Yet while this lack of awareness sounds frustrating, it is clearly not something Torz loses sleep over, such is his enthusiasm for the product itself. “We avoid the temptation to dumb it down because, at the end of the day, I’m just a huge believer that if you build it, they will come,” he explained. “We try and focus on increasing understanding instead. If people want to find out more about things, we have the answers within the business.”
As well as educating the British public about coffee, Union Hand-Roasted has also played an important role in improving the capabilities of the workforce in the areas where it sources beans from. The company was the first British firm to see the potential of coffee from Rwanda when it was recovering from a civil war in the early 2000s.
“The country produces fantastic coffee now, but it took us three or four years to train people there to understand what our market wants, the quality they need to produce, and critically, how to taste for that and understand it,” said Torz
In the early days of his company, this meant a lot of visits abroad. “We were travelling 12 to 15 weeks a year, spending a lot of money on travel that other small business owners might not choose to do,” he explained.
“But we knew it was going to be important in the long term, it was part of our key foundation. Today, because of the work that we’ve done, the standard of the harvest is better, so it needs less technical intervention after,” Torz added.
Indeed, the relationship-building paid of for the Rwandan economy as well as for Union. Today, specialty coffee accounts for 60 per cent of Rwanda’s foreign exchange earnings – and the company is employing international development graduates to help them repeat the feat in Central America. But in spite of this, he seemed keen to downplay the role of the company in effecting sustainable change insisting that it is merely an inevitable positive side-effect of his focus on quality.
“I think it’s interesting that people see us as an ethical brand. That’s certainly what underpins us. But fundamentally, all of these issues that we cover in the supply chain, the ethics and sustainability, all feed back to the quality of the coffee that we’re able to source,” he said.

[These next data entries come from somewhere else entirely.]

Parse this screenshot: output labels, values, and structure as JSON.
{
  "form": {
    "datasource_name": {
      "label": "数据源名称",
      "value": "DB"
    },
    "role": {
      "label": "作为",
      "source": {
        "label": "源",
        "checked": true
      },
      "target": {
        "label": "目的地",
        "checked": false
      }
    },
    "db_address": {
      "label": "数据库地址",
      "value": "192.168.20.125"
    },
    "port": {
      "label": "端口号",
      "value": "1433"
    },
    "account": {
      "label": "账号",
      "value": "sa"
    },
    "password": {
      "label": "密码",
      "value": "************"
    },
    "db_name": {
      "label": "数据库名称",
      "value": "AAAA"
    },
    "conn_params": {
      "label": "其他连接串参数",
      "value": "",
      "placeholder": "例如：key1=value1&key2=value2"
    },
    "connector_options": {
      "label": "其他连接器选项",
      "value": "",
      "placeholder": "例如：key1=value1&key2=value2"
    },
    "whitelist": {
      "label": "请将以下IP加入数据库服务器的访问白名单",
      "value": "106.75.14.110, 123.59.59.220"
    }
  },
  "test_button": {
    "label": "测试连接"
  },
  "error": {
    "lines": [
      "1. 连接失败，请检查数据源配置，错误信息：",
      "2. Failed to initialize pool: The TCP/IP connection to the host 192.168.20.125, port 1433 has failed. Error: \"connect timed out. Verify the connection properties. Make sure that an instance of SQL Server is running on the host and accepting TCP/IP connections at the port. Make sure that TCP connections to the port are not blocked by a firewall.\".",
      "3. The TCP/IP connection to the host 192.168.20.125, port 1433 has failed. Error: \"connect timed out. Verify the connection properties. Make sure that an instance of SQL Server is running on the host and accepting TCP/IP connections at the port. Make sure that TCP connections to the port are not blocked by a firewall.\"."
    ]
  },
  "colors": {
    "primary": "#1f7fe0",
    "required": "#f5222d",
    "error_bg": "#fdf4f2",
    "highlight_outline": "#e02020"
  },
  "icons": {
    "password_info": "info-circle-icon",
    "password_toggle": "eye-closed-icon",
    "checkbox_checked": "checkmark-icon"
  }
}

At the same time, it is clear that the ethical business communication is an issue close to the Union founder’s heart. “In this country I think we are really good at spotting trends, marketing and packaging them, but not always so good at delivering on the substance,” explained Torz. “Yet I genuinely believe that if you over promise and under deliver, people find you out in time, and it destroys that unique point that got you off the ground or got you started in the first place.”
In this respect, Union is among the growing ranks of firms with a mission that goes beyond just providing a sustainable product, representing a more holistic approach to good business. B Lab – an organisation leading the movement by accrediting shining examples of these businesses – defines such companies as those which “meet rigorous standards of social and environmental performance, accountability, and transparency”.

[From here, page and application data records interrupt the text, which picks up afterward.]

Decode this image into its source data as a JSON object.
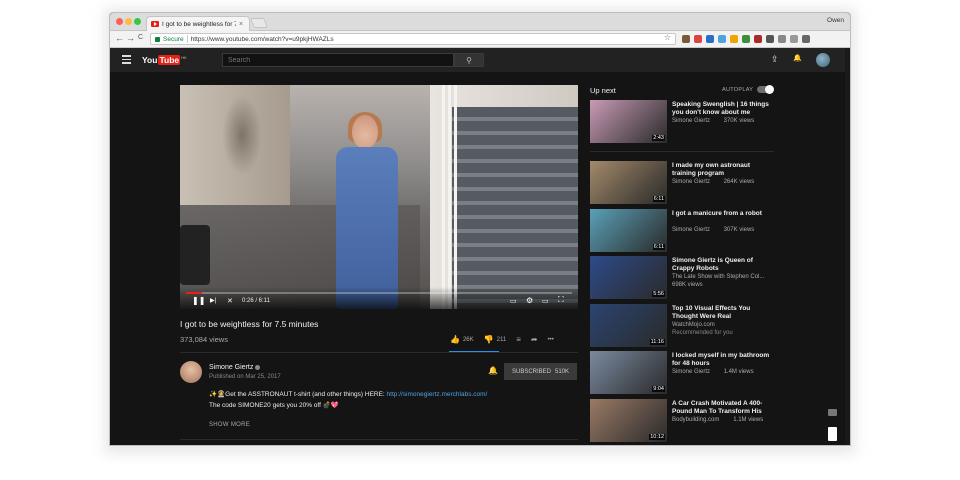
{
  "browser": {
    "tab_title": "I got to be weightless for 7.5",
    "tab_close": "×",
    "profile": "Owen",
    "secure_label": "Secure",
    "url": "https://www.youtube.com/watch?v=u9pkjHWAZLs",
    "nav_back": "←",
    "nav_forward": "→",
    "nav_reload": "C",
    "bookmark": "☆",
    "extension_colors": [
      "#7b5a3a",
      "#d44",
      "#2a6ec9",
      "#4da3e0",
      "#f1a300",
      "#3a8f3a",
      "#aa2a2a",
      "#555",
      "#888",
      "#999",
      "#666"
    ]
  },
  "youtube": {
    "logo_you": "You",
    "logo_tube": "Tube",
    "logo_region": "HK",
    "search_placeholder": "Search",
    "search_icon": "⚲",
    "upload_icon": "⇪",
    "notifications_icon": "🔔"
  },
  "player": {
    "progress": 0.042,
    "time": "0:26 / 6:11",
    "play_icon": "❚❚",
    "next_icon": "▶|",
    "mute_icon": "✕",
    "cc_icon": "▭",
    "settings_icon": "⚙",
    "theater_icon": "▭",
    "fullscreen_icon": "⛶"
  },
  "video": {
    "title": "I got to be weightless for 7.5 minutes",
    "views": "373,084 views",
    "likes": "26K",
    "dislikes": "211",
    "like_icon": "👍",
    "dislike_icon": "👎",
    "playlist_icon": "≡",
    "share_icon": "➦",
    "more_icon": "•••"
  },
  "channel": {
    "name": "Simone Giertz",
    "published": "Published on Mar 25, 2017",
    "bell_icon": "🔔",
    "subscribe_label": "SUBSCRIBED",
    "subscriber_count": "510K",
    "desc_line1_prefix": "✨👩‍🚀Get the ASSTRONAUT t-shirt (and other things) HERE: ",
    "desc_line1_link": "http://simonegiertz.merchlabs.com/",
    "desc_line2": "The code SIMONE20 gets you 20% off 💣💖",
    "show_more": "SHOW MORE"
  },
  "sidebar": {
    "up_next": "Up next",
    "autoplay": "AUTOPLAY",
    "autoplay_on": true,
    "items": [
      {
        "title": "Speaking Swenglish | 16 things you don't know about me",
        "channel": "Simone Giertz",
        "views": "370K views",
        "duration": "2:43",
        "thumb_color": "#c89bb5"
      },
      {
        "title": "I made my own astronaut training program",
        "channel": "Simone Giertz",
        "views": "264K views",
        "duration": "6:11",
        "thumb_color": "#a38a6a"
      },
      {
        "title": "I got a manicure from a robot",
        "channel": "Simone Giertz",
        "views": "307K views",
        "duration": "6:11",
        "thumb_color": "#5aa1b8"
      },
      {
        "title": "Simone Giertz is Queen of Crappy Robots",
        "channel": "The Late Show with Stephen Col...",
        "views": "698K views",
        "duration": "5:56",
        "thumb_color": "#2d4b8a"
      },
      {
        "title": "Top 10 Visual Effects You Thought Were Real",
        "channel": "WatchMojo.com",
        "views": "",
        "sub": "Recommended for you",
        "duration": "11:16",
        "thumb_color": "#2b4470"
      },
      {
        "title": "I locked myself in my bathroom for 48 hours",
        "channel": "Simone Giertz",
        "views": "1.4M views",
        "duration": "9:04",
        "thumb_color": "#7b8aa0"
      },
      {
        "title": "A Car Crash Motivated A 400-Pound Man To Transform His",
        "channel": "Bodybuilding.com",
        "views": "1.1M views",
        "duration": "10:12",
        "thumb_color": "#9a7a66"
      }
    ]
  }
}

For Torz, this business philosophy was inspired by an “epiphany” moment when Torz was introduced to Ben & Jerry’s while living in the US in the 1990s. “They were making the best ice cream out there, so we made it a mission to go and meet Ben Cohen and Jerry Greenfield. They showed us their factory in Vermont, and really inspired us. They were the first people to say to us: business has a responsibility.”
It is this mentality that Union’s co-founder is now keen to pass on to the next generation of game-changing scale ups. “Many people start businesses out of a passion, out of a desire to do something well, but over the years those things get eroded for the profit margin,” he said. “It’s vital to make sure that as your business grows, it grows into something you can be proud of.”